**Stored entries:**
====

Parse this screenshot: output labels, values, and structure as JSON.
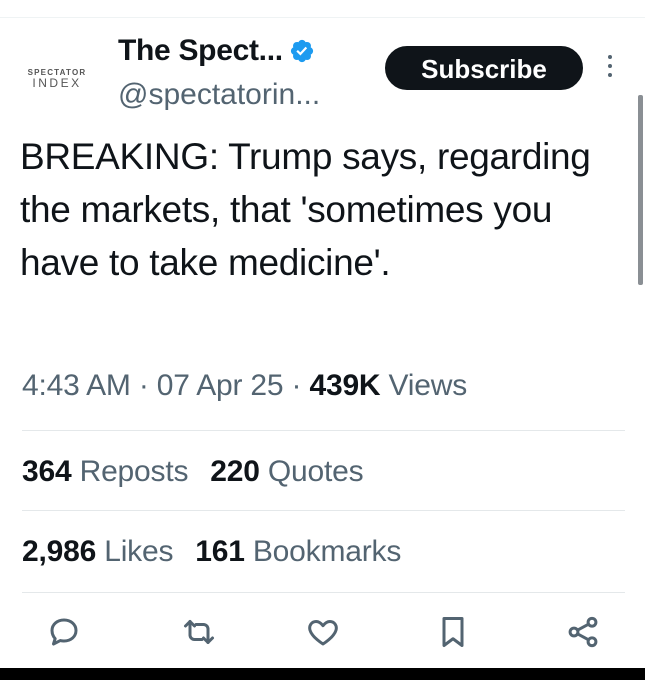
{
  "account": {
    "avatar_top": "SPECTATOR",
    "avatar_bottom": "INDEX",
    "display_name": "The Spect...",
    "handle": "@spectatorin..."
  },
  "subscribe_label": "Subscribe",
  "tweet": {
    "text": "BREAKING: Trump says, regarding the markets, that 'sometimes you have to take medicine'.",
    "time": "4:43 AM",
    "date": "07 Apr 25",
    "views_count": "439K",
    "views_label": "Views",
    "separator": "·"
  },
  "stats": {
    "reposts_count": "364",
    "reposts_label": "Reposts",
    "quotes_count": "220",
    "quotes_label": "Quotes",
    "likes_count": "2,986",
    "likes_label": "Likes",
    "bookmarks_count": "161",
    "bookmarks_label": "Bookmarks"
  },
  "colors": {
    "text": "#0f1419",
    "secondary": "#536471",
    "verified": "#1d9bf0",
    "button": "#0f1419"
  },
  "icons": [
    "reply-icon",
    "repost-icon",
    "like-icon",
    "bookmark-icon",
    "share-icon"
  ]
}
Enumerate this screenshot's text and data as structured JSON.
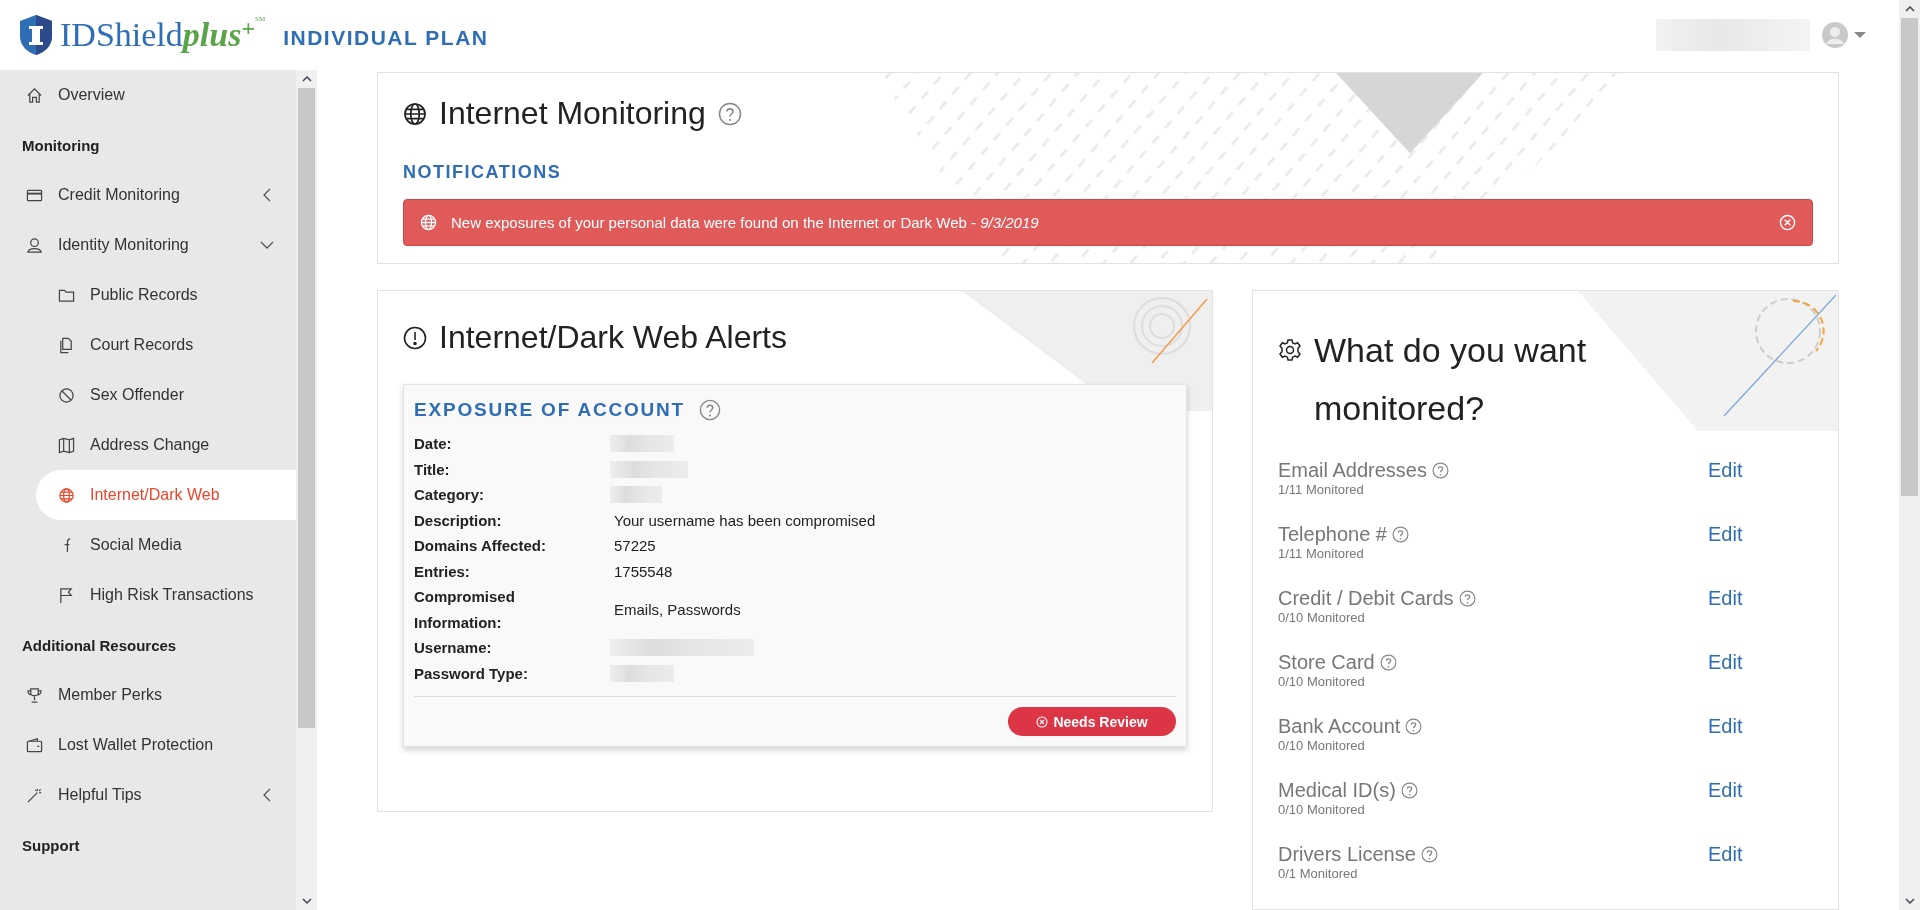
{
  "header": {
    "brand": "IDShield",
    "brand_accent": "plus",
    "brand_plus": "+",
    "brand_mark": "SM",
    "plan": "INDIVIDUAL PLAN"
  },
  "sidebar": {
    "entries": [
      {
        "kind": "link",
        "label": "Overview",
        "selected": false
      },
      {
        "kind": "heading",
        "label": "Monitoring"
      },
      {
        "kind": "link",
        "label": "Credit Monitoring",
        "selected": false,
        "expanded": false
      },
      {
        "kind": "link",
        "label": "Identity Monitoring",
        "selected": false,
        "expanded": true,
        "children": [
          {
            "label": "Public Records",
            "selected": false
          },
          {
            "label": "Court Records",
            "selected": false
          },
          {
            "label": "Sex Offender",
            "selected": false
          },
          {
            "label": "Address Change",
            "selected": false
          },
          {
            "label": "Internet/Dark Web",
            "selected": true
          },
          {
            "label": "Social Media",
            "selected": false
          },
          {
            "label": "High Risk Transactions",
            "selected": false
          }
        ]
      },
      {
        "kind": "heading",
        "label": "Additional Resources"
      },
      {
        "kind": "link",
        "label": "Member Perks",
        "selected": false
      },
      {
        "kind": "link",
        "label": "Lost Wallet Protection",
        "selected": false
      },
      {
        "kind": "link",
        "label": "Helpful Tips",
        "selected": false,
        "expanded": false
      },
      {
        "kind": "heading",
        "label": "Support"
      }
    ]
  },
  "monitoring": {
    "title": "Internet Monitoring",
    "section": "NOTIFICATIONS",
    "notifications": [
      {
        "text": "New exposures of your personal data were found on the Internet or Dark Web - *9/3/2019*"
      }
    ]
  },
  "alerts": {
    "title": "Internet/Dark Web Alerts",
    "items": [
      {
        "title": "EXPOSURE OF ACCOUNT",
        "fields": [
          {
            "label": "Date:",
            "kind": "redacted"
          },
          {
            "label": "Title:",
            "kind": "redacted"
          },
          {
            "label": "Category:",
            "kind": "redacted"
          },
          {
            "label": "Description:",
            "kind": "text",
            "value": "Your username has been compromised"
          },
          {
            "label": "Domains Affected:",
            "kind": "text",
            "value": "57225"
          },
          {
            "label": "Entries:",
            "kind": "text",
            "value": "1755548"
          },
          {
            "label": "Compromised Information:",
            "kind": "text",
            "value": "Emails, Passwords"
          },
          {
            "label": "Username:",
            "kind": "redacted"
          },
          {
            "label": "Password Type:",
            "kind": "redacted"
          }
        ],
        "status": "Needs Review"
      }
    ]
  },
  "monitored": {
    "title": "What do you want monitored?",
    "items": [
      {
        "name": "Email Addresses",
        "count": "1/11 Monitored",
        "action": "Edit"
      },
      {
        "name": "Telephone #",
        "count": "1/11 Monitored",
        "action": "Edit"
      },
      {
        "name": "Credit / Debit Cards",
        "count": "0/10 Monitored",
        "action": "Edit"
      },
      {
        "name": "Store Card",
        "count": "0/10 Monitored",
        "action": "Edit"
      },
      {
        "name": "Bank Account",
        "count": "0/10 Monitored",
        "action": "Edit"
      },
      {
        "name": "Medical ID(s)",
        "count": "0/10 Monitored",
        "action": "Edit"
      },
      {
        "name": "Drivers License",
        "count": "0/1 Monitored",
        "action": "Edit"
      }
    ]
  }
}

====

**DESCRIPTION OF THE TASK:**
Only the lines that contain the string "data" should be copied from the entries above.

**EXERCISE OUTPUT:**
Enumerate this screenshot's text and data as structured JSON.
        "text": "New exposures of your personal data were found on the Internet or Dark Web - *9/3/2019*"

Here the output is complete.